→ **Exercise goal**
Copy out all lines of the records in which the word "this" appears.

━━ Working data ━━

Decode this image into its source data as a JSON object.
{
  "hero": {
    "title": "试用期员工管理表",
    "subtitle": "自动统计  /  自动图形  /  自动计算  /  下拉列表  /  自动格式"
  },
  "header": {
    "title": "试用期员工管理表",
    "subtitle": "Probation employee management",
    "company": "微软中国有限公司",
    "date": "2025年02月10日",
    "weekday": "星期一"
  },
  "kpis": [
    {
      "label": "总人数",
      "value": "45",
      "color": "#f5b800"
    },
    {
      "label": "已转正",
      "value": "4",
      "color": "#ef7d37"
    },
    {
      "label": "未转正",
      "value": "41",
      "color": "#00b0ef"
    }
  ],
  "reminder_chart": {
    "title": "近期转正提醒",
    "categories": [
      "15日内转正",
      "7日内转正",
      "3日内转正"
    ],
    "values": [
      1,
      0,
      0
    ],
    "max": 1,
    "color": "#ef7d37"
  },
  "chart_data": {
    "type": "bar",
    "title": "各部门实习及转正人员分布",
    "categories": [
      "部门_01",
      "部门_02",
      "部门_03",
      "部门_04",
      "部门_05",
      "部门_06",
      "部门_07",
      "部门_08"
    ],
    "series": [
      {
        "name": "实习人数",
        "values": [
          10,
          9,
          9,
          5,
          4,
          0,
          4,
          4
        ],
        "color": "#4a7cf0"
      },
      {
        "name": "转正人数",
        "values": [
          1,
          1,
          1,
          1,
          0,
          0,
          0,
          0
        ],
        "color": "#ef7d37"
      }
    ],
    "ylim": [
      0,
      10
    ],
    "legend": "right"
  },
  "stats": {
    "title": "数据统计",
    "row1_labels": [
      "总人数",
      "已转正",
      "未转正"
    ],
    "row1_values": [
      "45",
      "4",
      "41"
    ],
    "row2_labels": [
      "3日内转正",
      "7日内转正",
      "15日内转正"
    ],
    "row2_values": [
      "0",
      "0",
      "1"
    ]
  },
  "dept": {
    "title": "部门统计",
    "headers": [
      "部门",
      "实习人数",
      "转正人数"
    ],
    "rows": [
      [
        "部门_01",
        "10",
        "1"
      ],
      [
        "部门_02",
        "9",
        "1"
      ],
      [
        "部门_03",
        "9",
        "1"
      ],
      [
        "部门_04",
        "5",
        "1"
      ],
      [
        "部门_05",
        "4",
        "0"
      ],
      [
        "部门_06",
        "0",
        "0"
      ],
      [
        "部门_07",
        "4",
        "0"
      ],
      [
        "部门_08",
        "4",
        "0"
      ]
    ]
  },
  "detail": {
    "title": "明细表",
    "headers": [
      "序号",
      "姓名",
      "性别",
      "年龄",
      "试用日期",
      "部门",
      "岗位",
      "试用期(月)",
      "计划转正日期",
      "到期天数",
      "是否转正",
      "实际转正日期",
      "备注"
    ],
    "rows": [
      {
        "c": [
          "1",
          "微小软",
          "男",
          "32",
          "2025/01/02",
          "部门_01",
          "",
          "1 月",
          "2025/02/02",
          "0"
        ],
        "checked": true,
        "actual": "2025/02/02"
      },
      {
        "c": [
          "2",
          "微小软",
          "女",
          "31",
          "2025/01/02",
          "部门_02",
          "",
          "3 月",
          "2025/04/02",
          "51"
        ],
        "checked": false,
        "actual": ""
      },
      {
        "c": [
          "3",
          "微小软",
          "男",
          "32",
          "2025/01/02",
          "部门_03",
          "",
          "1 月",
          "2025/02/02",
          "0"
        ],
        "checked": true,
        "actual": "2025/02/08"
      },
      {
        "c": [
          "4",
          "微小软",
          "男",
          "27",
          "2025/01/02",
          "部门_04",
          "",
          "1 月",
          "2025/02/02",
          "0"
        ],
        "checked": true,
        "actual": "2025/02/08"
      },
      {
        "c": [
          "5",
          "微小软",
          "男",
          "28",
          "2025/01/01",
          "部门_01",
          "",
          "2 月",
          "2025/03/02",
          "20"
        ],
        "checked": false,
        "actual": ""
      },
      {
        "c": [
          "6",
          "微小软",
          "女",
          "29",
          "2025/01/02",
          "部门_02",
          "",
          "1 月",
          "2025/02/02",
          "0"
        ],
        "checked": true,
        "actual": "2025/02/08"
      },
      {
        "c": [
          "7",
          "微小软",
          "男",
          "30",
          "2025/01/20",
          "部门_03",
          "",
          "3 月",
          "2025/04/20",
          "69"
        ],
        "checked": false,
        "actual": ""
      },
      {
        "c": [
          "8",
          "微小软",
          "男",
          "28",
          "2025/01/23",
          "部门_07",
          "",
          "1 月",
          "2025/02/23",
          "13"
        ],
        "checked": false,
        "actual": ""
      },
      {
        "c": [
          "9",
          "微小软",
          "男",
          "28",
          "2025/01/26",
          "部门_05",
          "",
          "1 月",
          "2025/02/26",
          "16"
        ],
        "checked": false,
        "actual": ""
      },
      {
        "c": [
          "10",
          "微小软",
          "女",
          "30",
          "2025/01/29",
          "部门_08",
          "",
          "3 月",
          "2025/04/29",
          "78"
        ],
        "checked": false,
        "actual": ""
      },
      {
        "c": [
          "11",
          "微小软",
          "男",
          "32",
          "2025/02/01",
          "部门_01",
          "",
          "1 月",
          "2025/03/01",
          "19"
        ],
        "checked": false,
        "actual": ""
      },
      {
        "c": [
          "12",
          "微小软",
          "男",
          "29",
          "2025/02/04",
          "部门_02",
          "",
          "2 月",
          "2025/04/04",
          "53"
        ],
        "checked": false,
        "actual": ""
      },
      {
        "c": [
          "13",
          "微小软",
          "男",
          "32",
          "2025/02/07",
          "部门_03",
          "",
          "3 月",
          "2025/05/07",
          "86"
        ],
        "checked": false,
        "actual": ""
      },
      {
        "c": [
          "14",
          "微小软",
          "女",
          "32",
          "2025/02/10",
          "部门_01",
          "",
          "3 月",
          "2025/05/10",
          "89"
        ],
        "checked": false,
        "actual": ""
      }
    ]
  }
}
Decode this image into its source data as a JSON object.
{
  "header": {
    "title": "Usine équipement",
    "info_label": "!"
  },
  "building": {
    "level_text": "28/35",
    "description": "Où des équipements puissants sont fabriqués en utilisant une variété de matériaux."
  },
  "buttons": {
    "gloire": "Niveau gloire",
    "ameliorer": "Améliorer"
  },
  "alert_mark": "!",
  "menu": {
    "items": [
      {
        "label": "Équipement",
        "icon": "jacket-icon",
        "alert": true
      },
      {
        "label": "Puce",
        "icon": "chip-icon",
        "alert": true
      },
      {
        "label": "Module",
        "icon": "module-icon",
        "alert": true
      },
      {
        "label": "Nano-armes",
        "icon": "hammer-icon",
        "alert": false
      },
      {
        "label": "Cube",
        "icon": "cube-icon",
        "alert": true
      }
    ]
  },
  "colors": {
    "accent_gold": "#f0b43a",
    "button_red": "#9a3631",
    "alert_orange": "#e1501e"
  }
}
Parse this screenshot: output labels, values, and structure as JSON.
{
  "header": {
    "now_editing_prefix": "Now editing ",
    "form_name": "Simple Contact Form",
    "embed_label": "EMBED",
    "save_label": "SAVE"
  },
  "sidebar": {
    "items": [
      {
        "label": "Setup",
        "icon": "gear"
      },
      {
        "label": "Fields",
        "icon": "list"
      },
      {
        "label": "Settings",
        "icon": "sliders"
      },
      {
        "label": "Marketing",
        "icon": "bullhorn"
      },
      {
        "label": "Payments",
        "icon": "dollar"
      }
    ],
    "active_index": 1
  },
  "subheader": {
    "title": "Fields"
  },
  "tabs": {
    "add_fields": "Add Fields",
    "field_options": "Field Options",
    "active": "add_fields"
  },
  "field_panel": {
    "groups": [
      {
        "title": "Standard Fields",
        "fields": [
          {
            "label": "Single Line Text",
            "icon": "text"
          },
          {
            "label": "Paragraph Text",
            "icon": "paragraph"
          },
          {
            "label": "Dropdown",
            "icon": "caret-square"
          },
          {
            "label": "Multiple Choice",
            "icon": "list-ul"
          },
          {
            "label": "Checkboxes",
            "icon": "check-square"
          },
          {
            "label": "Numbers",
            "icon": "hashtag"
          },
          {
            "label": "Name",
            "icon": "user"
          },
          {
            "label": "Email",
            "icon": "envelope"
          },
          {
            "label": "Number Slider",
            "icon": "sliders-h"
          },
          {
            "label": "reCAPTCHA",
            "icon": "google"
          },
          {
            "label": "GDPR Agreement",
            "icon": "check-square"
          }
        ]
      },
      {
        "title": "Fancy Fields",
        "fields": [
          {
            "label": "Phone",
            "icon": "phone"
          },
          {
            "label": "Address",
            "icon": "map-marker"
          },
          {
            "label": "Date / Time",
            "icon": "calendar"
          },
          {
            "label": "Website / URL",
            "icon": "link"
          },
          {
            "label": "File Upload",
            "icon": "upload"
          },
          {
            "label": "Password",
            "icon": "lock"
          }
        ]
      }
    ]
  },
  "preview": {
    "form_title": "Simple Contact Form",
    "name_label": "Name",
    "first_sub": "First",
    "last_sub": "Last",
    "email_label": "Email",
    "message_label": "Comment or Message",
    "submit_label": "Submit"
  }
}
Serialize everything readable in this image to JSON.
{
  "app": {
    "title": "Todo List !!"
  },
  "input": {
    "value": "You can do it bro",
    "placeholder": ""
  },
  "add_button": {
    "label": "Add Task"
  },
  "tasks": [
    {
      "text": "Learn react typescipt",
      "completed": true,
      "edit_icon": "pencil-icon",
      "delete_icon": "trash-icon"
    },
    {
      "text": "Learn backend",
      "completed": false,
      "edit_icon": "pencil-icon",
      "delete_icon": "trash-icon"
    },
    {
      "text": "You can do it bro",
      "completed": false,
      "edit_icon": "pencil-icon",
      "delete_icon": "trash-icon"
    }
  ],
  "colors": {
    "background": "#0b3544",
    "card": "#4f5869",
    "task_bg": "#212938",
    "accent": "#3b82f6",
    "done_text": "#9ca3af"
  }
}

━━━

→ **Response**
Decode this image into its source data as a JSON object.
Decode this image into its source data as a JSON object.
Parse this screenshot: output labels, values, and structure as JSON.
Serialize everything readable in this image to JSON.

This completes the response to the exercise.